LONDON, Eng., Sept. 1. The censorship of all military
movements in northern France is suddenly absolute. Nothing
but fragmentary and unsubstantial minor news is permitted to
percolate through the hands of the severe military censors. But
even this news points to the raging of a great. battle between
the Allies and the German .forces, also tremendous bodies of
military clashing along a long and perhaps broken battle-front.
The latest official bulletin from Paris said that " owing to
the progress of the German right main wing, the French left
had been forced to "make a new retirement." ,J .. V
The French embassy in London today reiterated this.slate- .
ment: "The Anglo-French army had to give ground but no-;
where is it broken through." 'i 'fs
GERMAN LOSSES ARE FRIGHTFUL v- "V;
LONDON, Eng., Sept. 1.
spatches that are given out here
hands say that the German commissariat has broken down. Of
ficers are said to be eating their horses in lack of ; any other
food, while the men are declared to be exhausted by forced
marches and continual assaults
over and through dangerous barricades and ambuscades; .V-
The French are constantly
ments and supplies and are said to be fighting a-'Fabian cam-
paign' 'inflicting frightful losses on the enemy wh.e retiring,. .
saving their strength and constantly cutting down the opposing
forces.' . . .
MORE RUMORS OF AUSTRIA'S DEFEAT : ; ; 1 : '
LONDON, Eng., Sept: 1. A despatch tq the Daily News y
from Bucharest via Rome says that the Russians, have crush- ;
ingly defeated tne'Austrians in (JaJiciVTh ;
ing.to cross the Vistula, lost 20,000 men ' : '.
(ADDITIONAL CABLE: NEWS ON PAGE TV0)
was colossal, the losses being
the-yictory 6f - Allensteui shaws Jhat

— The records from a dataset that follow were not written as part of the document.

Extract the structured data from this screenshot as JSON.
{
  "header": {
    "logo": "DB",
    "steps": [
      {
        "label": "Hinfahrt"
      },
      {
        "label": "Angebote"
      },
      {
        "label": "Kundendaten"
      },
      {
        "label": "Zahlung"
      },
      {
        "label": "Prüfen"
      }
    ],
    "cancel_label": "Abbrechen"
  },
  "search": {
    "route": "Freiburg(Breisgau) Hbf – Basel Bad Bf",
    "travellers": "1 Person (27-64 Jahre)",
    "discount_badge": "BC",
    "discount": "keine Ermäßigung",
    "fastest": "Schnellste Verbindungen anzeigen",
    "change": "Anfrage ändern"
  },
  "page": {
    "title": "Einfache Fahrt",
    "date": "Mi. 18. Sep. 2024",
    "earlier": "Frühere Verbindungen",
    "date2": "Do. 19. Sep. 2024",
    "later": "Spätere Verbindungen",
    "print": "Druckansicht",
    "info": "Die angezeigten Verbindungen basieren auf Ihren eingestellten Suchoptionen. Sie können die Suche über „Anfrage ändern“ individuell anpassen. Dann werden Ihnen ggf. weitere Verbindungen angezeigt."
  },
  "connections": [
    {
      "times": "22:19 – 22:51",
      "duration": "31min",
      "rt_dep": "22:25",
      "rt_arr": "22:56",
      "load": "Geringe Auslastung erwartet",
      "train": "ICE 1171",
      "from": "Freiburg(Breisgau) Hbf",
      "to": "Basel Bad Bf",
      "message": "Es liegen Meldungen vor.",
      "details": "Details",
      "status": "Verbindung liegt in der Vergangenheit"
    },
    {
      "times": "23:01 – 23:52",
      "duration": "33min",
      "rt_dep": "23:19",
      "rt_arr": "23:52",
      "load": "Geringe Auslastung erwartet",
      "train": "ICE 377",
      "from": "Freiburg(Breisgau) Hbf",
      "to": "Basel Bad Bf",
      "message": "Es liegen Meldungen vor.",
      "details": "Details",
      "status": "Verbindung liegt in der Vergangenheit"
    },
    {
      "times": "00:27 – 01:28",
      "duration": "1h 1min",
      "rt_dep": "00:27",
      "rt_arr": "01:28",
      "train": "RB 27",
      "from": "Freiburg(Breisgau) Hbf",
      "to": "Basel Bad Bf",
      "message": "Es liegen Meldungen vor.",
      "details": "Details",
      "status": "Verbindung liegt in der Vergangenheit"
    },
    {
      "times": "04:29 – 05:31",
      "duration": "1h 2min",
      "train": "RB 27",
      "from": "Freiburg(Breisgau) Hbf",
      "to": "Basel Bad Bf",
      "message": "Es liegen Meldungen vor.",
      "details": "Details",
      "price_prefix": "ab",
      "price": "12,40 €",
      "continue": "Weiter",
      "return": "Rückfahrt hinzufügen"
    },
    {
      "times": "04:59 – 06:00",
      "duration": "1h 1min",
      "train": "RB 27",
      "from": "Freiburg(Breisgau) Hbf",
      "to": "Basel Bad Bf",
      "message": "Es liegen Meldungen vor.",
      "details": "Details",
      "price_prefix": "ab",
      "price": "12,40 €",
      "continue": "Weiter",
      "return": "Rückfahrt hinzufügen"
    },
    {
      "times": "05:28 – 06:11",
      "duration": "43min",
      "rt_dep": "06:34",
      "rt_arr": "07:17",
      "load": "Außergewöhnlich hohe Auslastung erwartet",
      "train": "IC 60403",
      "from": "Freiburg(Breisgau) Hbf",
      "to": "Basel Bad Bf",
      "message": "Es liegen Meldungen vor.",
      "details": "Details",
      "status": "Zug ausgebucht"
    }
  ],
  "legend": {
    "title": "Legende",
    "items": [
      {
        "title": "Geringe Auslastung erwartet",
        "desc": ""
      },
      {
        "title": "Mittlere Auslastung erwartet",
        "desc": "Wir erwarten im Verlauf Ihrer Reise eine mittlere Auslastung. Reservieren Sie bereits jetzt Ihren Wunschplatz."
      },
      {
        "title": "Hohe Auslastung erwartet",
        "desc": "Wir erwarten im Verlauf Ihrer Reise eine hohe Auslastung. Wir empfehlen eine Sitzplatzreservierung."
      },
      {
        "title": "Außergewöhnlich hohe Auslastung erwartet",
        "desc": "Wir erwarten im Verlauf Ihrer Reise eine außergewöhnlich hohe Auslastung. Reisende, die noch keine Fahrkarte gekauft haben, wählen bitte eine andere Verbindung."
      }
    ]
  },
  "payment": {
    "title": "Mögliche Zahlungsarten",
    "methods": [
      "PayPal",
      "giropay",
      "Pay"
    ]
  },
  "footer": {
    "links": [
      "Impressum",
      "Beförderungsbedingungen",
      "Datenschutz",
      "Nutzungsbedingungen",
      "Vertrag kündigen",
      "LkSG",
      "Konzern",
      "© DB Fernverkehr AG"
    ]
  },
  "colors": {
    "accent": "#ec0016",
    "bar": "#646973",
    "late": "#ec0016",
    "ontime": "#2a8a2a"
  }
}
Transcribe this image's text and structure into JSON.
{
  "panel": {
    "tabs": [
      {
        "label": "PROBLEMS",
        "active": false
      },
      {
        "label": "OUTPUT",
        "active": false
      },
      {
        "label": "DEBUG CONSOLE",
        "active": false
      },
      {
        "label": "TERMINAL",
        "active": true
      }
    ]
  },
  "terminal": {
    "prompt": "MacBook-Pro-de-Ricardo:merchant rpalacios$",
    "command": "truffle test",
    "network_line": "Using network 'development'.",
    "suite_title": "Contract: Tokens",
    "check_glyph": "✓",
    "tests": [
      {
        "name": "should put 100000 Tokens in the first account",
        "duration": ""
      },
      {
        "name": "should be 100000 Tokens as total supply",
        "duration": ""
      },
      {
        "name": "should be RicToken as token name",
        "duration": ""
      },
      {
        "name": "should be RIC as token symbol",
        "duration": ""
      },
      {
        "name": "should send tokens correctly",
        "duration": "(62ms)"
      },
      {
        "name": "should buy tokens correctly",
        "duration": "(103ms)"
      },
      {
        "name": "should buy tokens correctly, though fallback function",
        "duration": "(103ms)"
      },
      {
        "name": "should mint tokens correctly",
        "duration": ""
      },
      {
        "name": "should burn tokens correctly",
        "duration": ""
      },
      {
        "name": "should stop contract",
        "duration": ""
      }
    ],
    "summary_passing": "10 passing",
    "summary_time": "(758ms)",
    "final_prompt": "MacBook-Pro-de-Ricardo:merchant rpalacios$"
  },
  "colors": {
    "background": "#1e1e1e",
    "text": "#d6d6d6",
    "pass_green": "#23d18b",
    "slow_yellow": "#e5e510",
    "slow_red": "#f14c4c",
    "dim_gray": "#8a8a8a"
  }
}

Fragmentary and. isolated de
after censorship by partisan
in the teeth of terrific fire and "
able to bring up fresh reinforce